Meteor Science: Upper Atmospheric Impacts
Location, Date/Time and Duration
Altitudes: MLT - Latitudes: global - Inst/Model: radar - Other: optical, satellite, modeling
Format of the Workshop
Short presentations moderated through a panel discussion.
Requested Specific Days
Special technology requests
The workshop is justified/motivated by scientists and students actively involved in meteor science as well as related fields that rely on meteor observations to derive upper atmospheric parameters.
Each day billions of meteoric particles undergo a dynamic evolution as they enter the Earth’s atmosphere. The vast majority of these entering particles, referred to as meteoroids, evaporate completely in the upper atmosphere depositing mass, energy and an array of constituents. During the ablation process, these particles form a dense plasma around the meteoroid, known as a head-echo. This plasma evolves into a persistent trail of plasma that diffuses into the background atmosphere. This observed phenomena is a meteor. Meteors have been documented since ancient times and have been studied scientifically for well over a century, yet many outstanding questions remain. Basic characteristics such as the amount of material deposited into Earth’s atmosphere, and meteoroid physical and astronomical properties are still debated. In addition, the impact of this incoming flux on upper atmospheric chemistry and ionization processes are still under investigation. Meteors are of significant value to the CEDAR community because meteors account for all of the dust, neutral metal and ionized particles in the upper atmosphere. They also provide a means to infer upper atmospheric winds and to a degree temperature via remote sensing techniques, which is a focus area of CEDAR researchers. Further, meteoric dust is also thought to provide the condensation nuclei for several MLT phenomena such as polar mesospheric clouds PMC (high altitude clouds near 80 km), which is the focus of a current NASA mission (AIM).

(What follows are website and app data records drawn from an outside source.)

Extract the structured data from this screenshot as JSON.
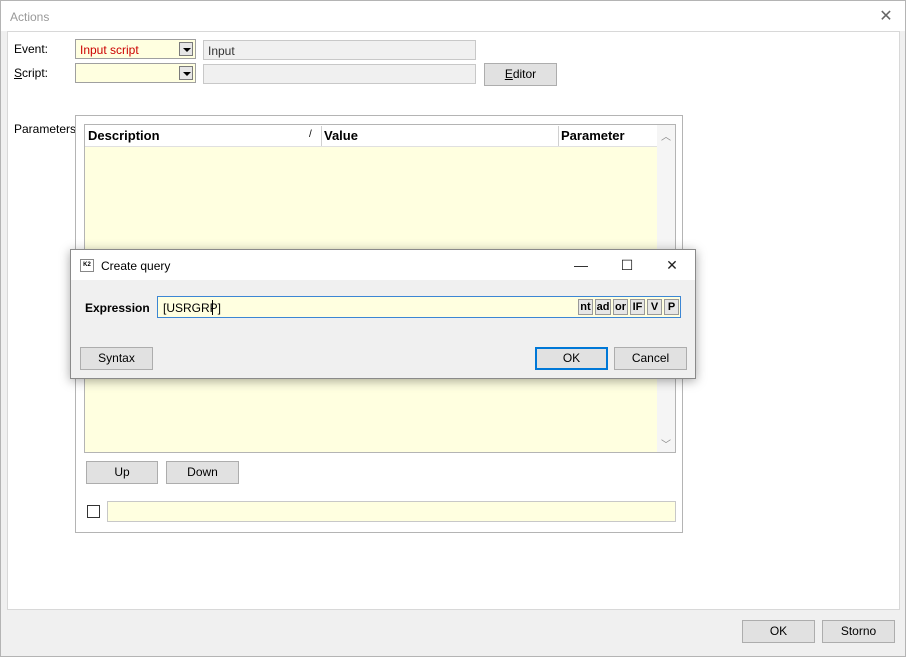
{
  "window": {
    "title": "Actions"
  },
  "form": {
    "event_label": "Event:",
    "event_value": "Input script",
    "event_display": "Input",
    "script_label": "Script:",
    "script_value": "",
    "script_display": "",
    "editor_button": "Editor",
    "parameters_label": "Parameters:"
  },
  "grid": {
    "columns": [
      "Description",
      "Value",
      "Parameter"
    ],
    "sort_indicator": "/",
    "rows": []
  },
  "panel": {
    "up_button": "Up",
    "down_button": "Down",
    "bottom_value": ""
  },
  "dialog": {
    "title": "Create query",
    "app_icon_text": "K2",
    "expression_label": "Expression",
    "expression_value": "[USRGRP]",
    "operators": [
      "nt",
      "ad",
      "or",
      "IF",
      "V",
      "P"
    ],
    "syntax_button": "Syntax",
    "ok_button": "OK",
    "cancel_button": "Cancel"
  },
  "footer": {
    "ok_button": "OK",
    "storno_button": "Storno"
  },
  "colors": {
    "field_background": "#ffffe0",
    "event_text": "#cc0000",
    "focus_border": "#0078d7"
  }
}
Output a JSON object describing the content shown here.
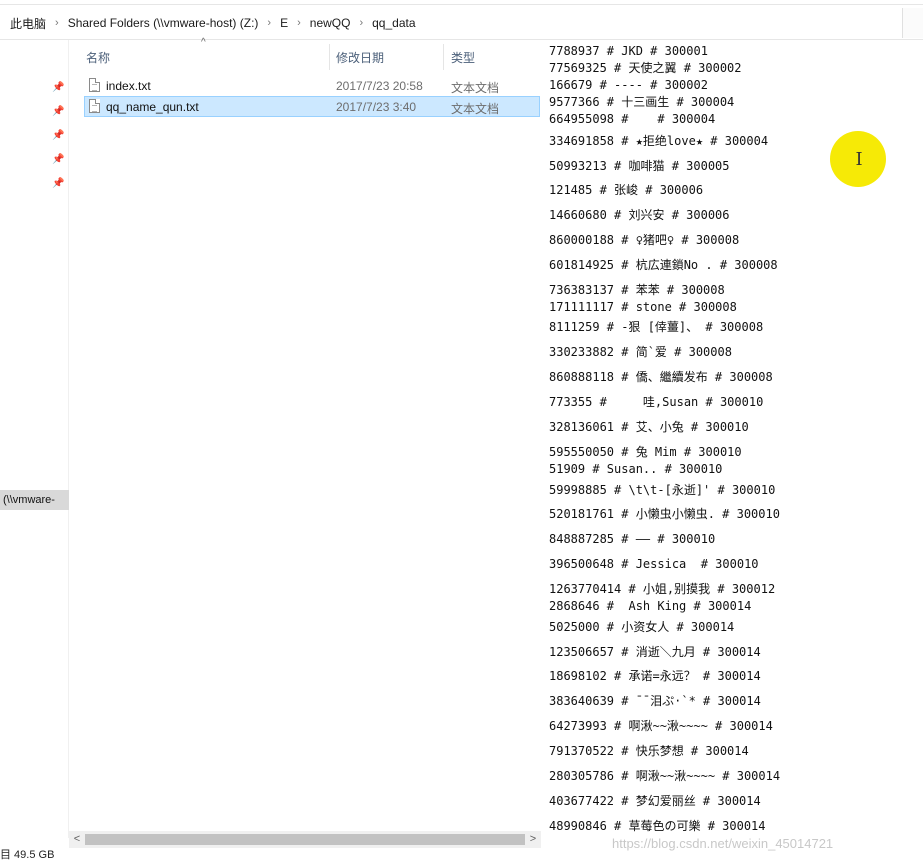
{
  "address_bar": {
    "crumbs": [
      "此电脑",
      "Shared Folders (\\\\vmware-host) (Z:)",
      "E",
      "newQQ",
      "qq_data"
    ],
    "separator": "›"
  },
  "nav_pane": {
    "pin_glyph": "📌",
    "vmware_item": "(\\\\vmware-"
  },
  "file_list": {
    "columns": {
      "name": "名称",
      "date": "修改日期",
      "type": "类型"
    },
    "sort_indicator": "^",
    "rows": [
      {
        "name": "index.txt",
        "date": "2017/7/23 20:58",
        "type": "文本文档",
        "selected": false
      },
      {
        "name": "qq_name_qun.txt",
        "date": "2017/7/23 3:40",
        "type": "文本文档",
        "selected": true
      }
    ]
  },
  "scrollbar": {
    "left_arrow": "<",
    "right_arrow": ">"
  },
  "status_bar": {
    "text": "目  49.5 GB"
  },
  "preview": {
    "lines": [
      "7788937 # JKD # 300001",
      "77569325 # 天使之翼 # 300002",
      "166679 # ---- # 300002",
      "9577366 # 十三画生 # 300004",
      "664955098 #    # 300004",
      "334691858 # ★拒绝love★ # 300004",
      "50993213 # 咖啡猫 # 300005",
      "121485 # 张峻 # 300006",
      "14660680 # 刘兴安 # 300006",
      "860000188 # ♀猪吧♀ # 300008",
      "601814925 # 杭広連鎖No . # 300008",
      "736383137 # 苯苯 # 300008",
      "171111117 # stone # 300008",
      "8111259 # -狠 [倖薑]、 # 300008",
      "330233882 # 简`爱 # 300008",
      "860888118 # 僑、繼續发布 # 300008",
      "773355 #     哇,Susan # 300010",
      "328136061 # 艾、小兔 # 300010",
      "595550050 # 兔 Mim # 300010",
      "51909 # Susan.. # 300010",
      "59998885 # \\t\\t-[永逝]' # 300010",
      "520181761 # 小懒虫小懒虫. # 300010",
      "848887285 # —— # 300010",
      "396500648 # Jessica  # 300010",
      "1263770414 # 小姐,别摸我 # 300012",
      "2868646 #  Ash King # 300014",
      "5025000 # 小资女人 # 300014",
      "123506657 # 消逝＼九月 # 300014",
      "18698102 # 承诺=永远？ # 300014",
      "383640639 # ¯¯泪ぷ·`* # 300014",
      "64273993 # 啊湫~~湫~~~~ # 300014",
      "791370522 # 快乐梦想 # 300014",
      "280305786 # 啊湫~~湫~~~~ # 300014",
      "403677422 # 梦幻爱丽丝 # 300014",
      "48990846 # 草莓色の可樂 # 300014"
    ],
    "cursor_glyph": "I",
    "watermark": "https://blog.csdn.net/weixin_45014721"
  }
}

To address the outstanding questions currently under investigation in the field of meteor science, we invite presentations on the physics of meteors and their impact effects on the atmosphere and ionosphere, as well as engineering techniques for observing and characterizing the meteoroid population. We encourage presentations using any data set, i.e., lidar, radar, satellite, and optical, as well as theoretical modeling of meteoroid impact effects.
This year we will continue a panel discussion begun in 2009 on the following topic. " How do we make sense of non-smooth radar “light curves”?” and by extension “what are the implications of these atmospheric interactions on mass deposition and processes in the ionosphere?” This topic has been the result of a number of recent papers, and disagreement between different researchers. We look forward to a lively and informative discussion amongst panel and audience members.
60+ Attendess [At Least: 26 Graduate Students, 4 Undergraduates, 26 Post-docs & Scientists]
This year we continued a panel discussion begun in 2009 on the following topic. " How do we make sense of non-smooth radar “light curves”?” and by extension “what are the implications of these atmospheric interactions on mass deposition and processes in the ionosphere?” This topic has been the result of a number of recent papers, and disagreement between different researchers. There was a brief introduction by Jonathan Fentzke and Julio Urbina to provide context and background for the panel. Then John Mathews, Mike Sulzer, and Lars Dyrud provided theory and data examples of simple ablation, fragmentation, differential ablation, and multiple scattering. After a lively discussion between panel members as well as questions and answers with the audience we moved on to student presentations by Freddie Galindo of PSU and then Elizabeth Bass at BU. Their talks covered new modeling and observational results from Jicamarca. Then Robert Michell of SWRI presented new combined optical/radio results on meteor trails at Jicamarca and Meers Oppenheim of BU presented updated results of winds derived above Jicamarca from non-specular trails. Lastly, Ryan Volz finished the session with a discussion about new data processing techniques that may allow improved determination of meteor properties. Unfortunately, the meteor session was limited to 2 hours so we were not able to accommodate all the students and researchers interested in presenting their research, but nevertheless the session was very fruitful.
Jonathan Fentzke: Agenda and Definitions File:Fentzke Intro.pdf
Julio Urbina: Background and Radar Remote Sensing Overview File:Urbina Intro.pdf
Mike Sulzer File:Sulzer.pdf
Lars Dyrud File:Dyrud.pdf
Freddie Galindo: “Light curves” observed on meteor-head radar returns from Jicamarca: Preliminary Results File:Galindo.pdf
Elizabeth Bass: The Meteoroid Mass Distribution Observed at the Jicamarca Observatory File:Bass.pdf
Robert Michell: Optical and Radar Meteor Observations at Jicamarca. File:Michell.pdf
Meers Oppenheim: An Update on Non-Specular Trail Meteor Winds: Validation and Techniques File:Oppenheim.pdf
Ryan Volz: Improving Radar Observations Using Compressed Sensing File:Volz.pdf
...Thanks to everyone who attended this year!